§ **What is needed**
A precise repetition of every line below is the required answer.
──────── Data for this exercise
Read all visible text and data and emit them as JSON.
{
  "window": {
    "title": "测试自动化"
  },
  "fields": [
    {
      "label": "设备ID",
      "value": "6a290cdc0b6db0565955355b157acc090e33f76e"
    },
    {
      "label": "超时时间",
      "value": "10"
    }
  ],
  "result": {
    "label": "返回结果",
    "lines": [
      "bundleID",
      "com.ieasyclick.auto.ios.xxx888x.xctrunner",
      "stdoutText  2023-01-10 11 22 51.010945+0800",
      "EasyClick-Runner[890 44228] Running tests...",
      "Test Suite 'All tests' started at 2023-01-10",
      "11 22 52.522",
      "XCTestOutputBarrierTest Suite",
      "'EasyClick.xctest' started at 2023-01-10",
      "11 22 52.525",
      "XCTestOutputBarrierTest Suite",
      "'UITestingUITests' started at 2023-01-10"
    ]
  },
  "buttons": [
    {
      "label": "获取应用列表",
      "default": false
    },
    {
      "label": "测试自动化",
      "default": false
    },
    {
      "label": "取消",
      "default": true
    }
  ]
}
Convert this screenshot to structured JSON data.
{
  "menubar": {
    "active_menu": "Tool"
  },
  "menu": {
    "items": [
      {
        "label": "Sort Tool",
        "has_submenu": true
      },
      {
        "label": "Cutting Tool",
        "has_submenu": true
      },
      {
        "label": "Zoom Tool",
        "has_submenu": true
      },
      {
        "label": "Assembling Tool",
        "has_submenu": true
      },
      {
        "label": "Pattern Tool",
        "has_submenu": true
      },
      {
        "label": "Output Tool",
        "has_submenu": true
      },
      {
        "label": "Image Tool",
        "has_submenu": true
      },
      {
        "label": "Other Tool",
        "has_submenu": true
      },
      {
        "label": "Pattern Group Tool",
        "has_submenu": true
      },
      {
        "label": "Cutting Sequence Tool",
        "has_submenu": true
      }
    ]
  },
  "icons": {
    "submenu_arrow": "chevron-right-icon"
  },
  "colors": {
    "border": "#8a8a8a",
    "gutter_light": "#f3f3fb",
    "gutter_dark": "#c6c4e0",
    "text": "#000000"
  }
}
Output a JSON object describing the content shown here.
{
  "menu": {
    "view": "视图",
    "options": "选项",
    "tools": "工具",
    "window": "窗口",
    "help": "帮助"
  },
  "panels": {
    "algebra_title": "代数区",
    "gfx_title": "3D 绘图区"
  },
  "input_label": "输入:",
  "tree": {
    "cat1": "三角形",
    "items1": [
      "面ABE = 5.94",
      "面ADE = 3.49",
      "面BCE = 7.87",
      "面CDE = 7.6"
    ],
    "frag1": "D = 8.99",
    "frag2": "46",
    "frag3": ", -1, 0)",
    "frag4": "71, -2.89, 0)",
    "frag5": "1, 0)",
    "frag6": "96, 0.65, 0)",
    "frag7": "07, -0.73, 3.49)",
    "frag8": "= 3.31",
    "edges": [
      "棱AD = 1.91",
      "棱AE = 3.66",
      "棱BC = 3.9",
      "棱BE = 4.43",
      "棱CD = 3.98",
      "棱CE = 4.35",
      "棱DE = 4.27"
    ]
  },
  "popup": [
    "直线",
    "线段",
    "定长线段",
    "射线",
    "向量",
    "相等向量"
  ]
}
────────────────
§ **Written solution**
Read all visible text and data and emit them as JSON.
{
  "window": {
    "title": "测试自动化"
  },
  "fields": [
    {
      "label": "设备ID",
      "value": "6a290cdc0b6db0565955355b157acc090e33f76e"
    },
    {
      "label": "超时时间",
      "value": "10"
    }
  ],
  "result": {
    "label": "返回结果",
    "lines": [
      "bundleID",
      "com.ieasyclick.auto.ios.xxx888x.xctrunner",
      "stdoutText  2023-01-10 11 22 51.010945+0800",
      "EasyClick-Runner[890 44228] Running tests...",
      "Test Suite 'All tests' started at 2023-01-10",
      "11 22 52.522",
      "XCTestOutputBarrierTest Suite",
      "'EasyClick.xctest' started at 2023-01-10",
      "11 22 52.525",
      "XCTestOutputBarrierTest Suite",
      "'UITestingUITests' started at 2023-01-10"
    ]
  },
  "buttons": [
    {
      "label": "获取应用列表",
      "default": false
    },
    {
      "label": "测试自动化",
      "default": false
    },
    {
      "label": "取消",
      "default": true
    }
  ]
}
Convert this screenshot to structured JSON data.
{
  "menubar": {
    "active_menu": "Tool"
  },
  "menu": {
    "items": [
      {
        "label": "Sort Tool",
        "has_submenu": true
      },
      {
        "label": "Cutting Tool",
        "has_submenu": true
      },
      {
        "label": "Zoom Tool",
        "has_submenu": true
      },
      {
        "label": "Assembling Tool",
        "has_submenu": true
      },
      {
        "label": "Pattern Tool",
        "has_submenu": true
      },
      {
        "label": "Output Tool",
        "has_submenu": true
      },
      {
        "label": "Image Tool",
        "has_submenu": true
      },
      {
        "label": "Other Tool",
        "has_submenu": true
      },
      {
        "label": "Pattern Group Tool",
        "has_submenu": true
      },
      {
        "label": "Cutting Sequence Tool",
        "has_submenu": true
      }
    ]
  },
  "icons": {
    "submenu_arrow": "chevron-right-icon"
  },
  "colors": {
    "border": "#8a8a8a",
    "gutter_light": "#f3f3fb",
    "gutter_dark": "#c6c4e0",
    "text": "#000000"
  }
}
Output a JSON object describing the content shown here.
{
  "menu": {
    "view": "视图",
    "options": "选项",
    "tools": "工具",
    "window": "窗口",
    "help": "帮助"
  },
  "panels": {
    "algebra_title": "代数区",
    "gfx_title": "3D 绘图区"
  },
  "input_label": "输入:",
  "tree": {
    "cat1": "三角形",
    "items1": [
      "面ABE = 5.94",
      "面ADE = 3.49",
      "面BCE = 7.87",
      "面CDE = 7.6"
    ],
    "frag1": "D = 8.99",
    "frag2": "46",
    "frag3": ", -1, 0)",
    "frag4": "71, -2.89, 0)",
    "frag5": "1, 0)",
    "frag6": "96, 0.65, 0)",
    "frag7": "07, -0.73, 3.49)",
    "frag8": "= 3.31",
    "edges": [
      "棱AD = 1.91",
      "棱AE = 3.66",
      "棱BC = 3.9",
      "棱BE = 4.43",
      "棱CD = 3.98",
      "棱CE = 4.35",
      "棱DE = 4.27"
    ]
  },
  "popup": [
    "直线",
    "线段",
    "定长线段",
    "射线",
    "向量",
    "相等向量"
  ]
}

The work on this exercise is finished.